Dataset items:

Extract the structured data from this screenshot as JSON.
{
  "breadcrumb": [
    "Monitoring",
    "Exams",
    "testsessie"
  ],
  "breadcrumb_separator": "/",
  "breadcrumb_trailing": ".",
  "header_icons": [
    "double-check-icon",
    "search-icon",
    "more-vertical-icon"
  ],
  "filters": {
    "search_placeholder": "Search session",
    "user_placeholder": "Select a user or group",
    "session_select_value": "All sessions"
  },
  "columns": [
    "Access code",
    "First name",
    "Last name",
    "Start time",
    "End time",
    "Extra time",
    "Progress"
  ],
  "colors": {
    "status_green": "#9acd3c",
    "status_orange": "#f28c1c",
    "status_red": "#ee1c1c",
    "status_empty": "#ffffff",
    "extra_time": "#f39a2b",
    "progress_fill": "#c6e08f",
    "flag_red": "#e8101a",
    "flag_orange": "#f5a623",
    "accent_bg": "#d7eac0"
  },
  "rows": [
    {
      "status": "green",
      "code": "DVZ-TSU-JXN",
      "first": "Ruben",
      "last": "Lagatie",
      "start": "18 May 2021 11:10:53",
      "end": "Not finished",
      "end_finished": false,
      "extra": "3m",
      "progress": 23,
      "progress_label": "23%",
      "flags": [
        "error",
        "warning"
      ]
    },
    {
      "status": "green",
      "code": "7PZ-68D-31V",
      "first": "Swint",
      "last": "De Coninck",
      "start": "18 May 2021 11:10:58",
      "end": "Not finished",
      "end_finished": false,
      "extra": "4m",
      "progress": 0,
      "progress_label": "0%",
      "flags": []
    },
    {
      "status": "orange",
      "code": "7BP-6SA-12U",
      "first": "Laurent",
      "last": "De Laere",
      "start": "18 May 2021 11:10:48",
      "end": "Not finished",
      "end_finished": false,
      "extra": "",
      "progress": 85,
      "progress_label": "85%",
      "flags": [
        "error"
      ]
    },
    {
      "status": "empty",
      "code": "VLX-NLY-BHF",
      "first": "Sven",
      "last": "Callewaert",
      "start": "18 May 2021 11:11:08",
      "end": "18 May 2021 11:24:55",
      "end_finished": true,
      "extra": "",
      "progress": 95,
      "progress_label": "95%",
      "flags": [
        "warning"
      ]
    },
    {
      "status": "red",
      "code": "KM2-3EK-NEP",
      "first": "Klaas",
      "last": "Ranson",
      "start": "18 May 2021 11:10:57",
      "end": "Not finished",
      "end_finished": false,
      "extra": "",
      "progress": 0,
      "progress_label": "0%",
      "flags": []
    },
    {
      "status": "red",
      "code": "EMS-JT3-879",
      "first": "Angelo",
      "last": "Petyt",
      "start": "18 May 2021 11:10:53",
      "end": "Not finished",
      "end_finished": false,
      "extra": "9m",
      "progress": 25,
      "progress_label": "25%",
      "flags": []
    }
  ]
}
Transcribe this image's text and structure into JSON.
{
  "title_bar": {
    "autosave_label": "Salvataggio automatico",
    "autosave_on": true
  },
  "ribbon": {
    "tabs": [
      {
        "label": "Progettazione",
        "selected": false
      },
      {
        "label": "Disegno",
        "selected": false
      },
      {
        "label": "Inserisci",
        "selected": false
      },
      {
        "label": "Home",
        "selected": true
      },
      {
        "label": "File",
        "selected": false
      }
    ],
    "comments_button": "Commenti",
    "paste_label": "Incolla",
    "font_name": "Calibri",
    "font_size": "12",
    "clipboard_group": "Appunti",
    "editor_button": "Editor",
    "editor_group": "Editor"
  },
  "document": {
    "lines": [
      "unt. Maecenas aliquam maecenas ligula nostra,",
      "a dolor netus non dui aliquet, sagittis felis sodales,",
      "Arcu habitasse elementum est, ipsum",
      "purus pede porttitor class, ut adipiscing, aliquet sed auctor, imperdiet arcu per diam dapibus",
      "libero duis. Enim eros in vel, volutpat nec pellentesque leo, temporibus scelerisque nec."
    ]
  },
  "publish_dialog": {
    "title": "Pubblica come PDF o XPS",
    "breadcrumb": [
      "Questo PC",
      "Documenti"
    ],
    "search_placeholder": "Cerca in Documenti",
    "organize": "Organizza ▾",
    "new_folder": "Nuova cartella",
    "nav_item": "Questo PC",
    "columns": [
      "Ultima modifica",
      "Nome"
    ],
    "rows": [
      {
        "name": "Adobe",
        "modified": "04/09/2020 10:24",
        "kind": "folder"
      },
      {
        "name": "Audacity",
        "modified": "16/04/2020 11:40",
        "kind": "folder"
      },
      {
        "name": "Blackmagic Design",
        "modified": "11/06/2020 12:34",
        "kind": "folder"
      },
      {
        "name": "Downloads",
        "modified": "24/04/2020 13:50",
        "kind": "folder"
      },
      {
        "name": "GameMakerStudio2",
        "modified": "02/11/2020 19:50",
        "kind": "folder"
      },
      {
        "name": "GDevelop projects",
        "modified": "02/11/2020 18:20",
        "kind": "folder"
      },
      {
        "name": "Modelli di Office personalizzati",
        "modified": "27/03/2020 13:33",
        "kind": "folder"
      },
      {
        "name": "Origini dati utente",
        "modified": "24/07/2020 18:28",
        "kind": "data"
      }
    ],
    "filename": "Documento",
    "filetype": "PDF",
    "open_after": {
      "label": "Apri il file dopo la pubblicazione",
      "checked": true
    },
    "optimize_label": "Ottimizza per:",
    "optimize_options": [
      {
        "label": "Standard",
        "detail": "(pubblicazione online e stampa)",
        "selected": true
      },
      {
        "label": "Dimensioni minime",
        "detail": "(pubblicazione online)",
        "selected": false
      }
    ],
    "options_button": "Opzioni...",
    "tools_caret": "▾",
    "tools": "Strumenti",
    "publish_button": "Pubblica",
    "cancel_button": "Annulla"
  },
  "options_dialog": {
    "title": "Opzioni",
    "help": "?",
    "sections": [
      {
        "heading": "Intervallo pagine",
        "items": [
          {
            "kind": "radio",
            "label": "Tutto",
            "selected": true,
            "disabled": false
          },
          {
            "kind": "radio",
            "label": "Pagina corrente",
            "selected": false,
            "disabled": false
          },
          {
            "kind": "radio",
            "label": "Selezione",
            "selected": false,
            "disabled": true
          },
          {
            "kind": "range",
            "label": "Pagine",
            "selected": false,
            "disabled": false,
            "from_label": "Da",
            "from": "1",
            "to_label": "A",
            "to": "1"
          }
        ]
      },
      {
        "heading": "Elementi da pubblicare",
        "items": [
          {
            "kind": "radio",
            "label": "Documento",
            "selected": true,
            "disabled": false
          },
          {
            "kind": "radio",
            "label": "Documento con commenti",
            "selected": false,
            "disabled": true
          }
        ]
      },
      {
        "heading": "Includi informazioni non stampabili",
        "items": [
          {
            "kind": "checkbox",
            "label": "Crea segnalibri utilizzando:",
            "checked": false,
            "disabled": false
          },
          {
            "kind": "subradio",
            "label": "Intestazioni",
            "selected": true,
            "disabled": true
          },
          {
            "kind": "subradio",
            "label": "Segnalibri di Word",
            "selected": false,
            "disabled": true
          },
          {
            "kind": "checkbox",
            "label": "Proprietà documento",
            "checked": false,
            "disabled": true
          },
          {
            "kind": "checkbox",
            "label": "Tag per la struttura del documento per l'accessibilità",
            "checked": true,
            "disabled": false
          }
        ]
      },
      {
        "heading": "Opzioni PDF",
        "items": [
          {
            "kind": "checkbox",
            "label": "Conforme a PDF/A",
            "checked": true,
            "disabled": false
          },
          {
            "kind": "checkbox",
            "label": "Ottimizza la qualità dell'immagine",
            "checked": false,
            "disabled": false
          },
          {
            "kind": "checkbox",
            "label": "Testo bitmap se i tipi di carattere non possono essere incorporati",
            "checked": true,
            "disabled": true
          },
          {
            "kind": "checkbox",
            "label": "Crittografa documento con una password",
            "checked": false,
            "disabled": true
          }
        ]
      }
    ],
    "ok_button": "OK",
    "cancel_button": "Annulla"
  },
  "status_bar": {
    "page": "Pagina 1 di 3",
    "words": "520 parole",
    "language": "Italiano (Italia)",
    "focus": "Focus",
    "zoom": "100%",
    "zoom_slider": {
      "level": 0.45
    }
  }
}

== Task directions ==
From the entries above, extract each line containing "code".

== Exercise response ==
    "Access code",
      "code": "DVZ-TSU-JXN",
      "code": "7PZ-68D-31V",
      "code": "7BP-6SA-12U",
      "code": "VLX-NLY-BHF",
      "code": "KM2-3EK-NEP",
      "code": "EMS-JT3-879",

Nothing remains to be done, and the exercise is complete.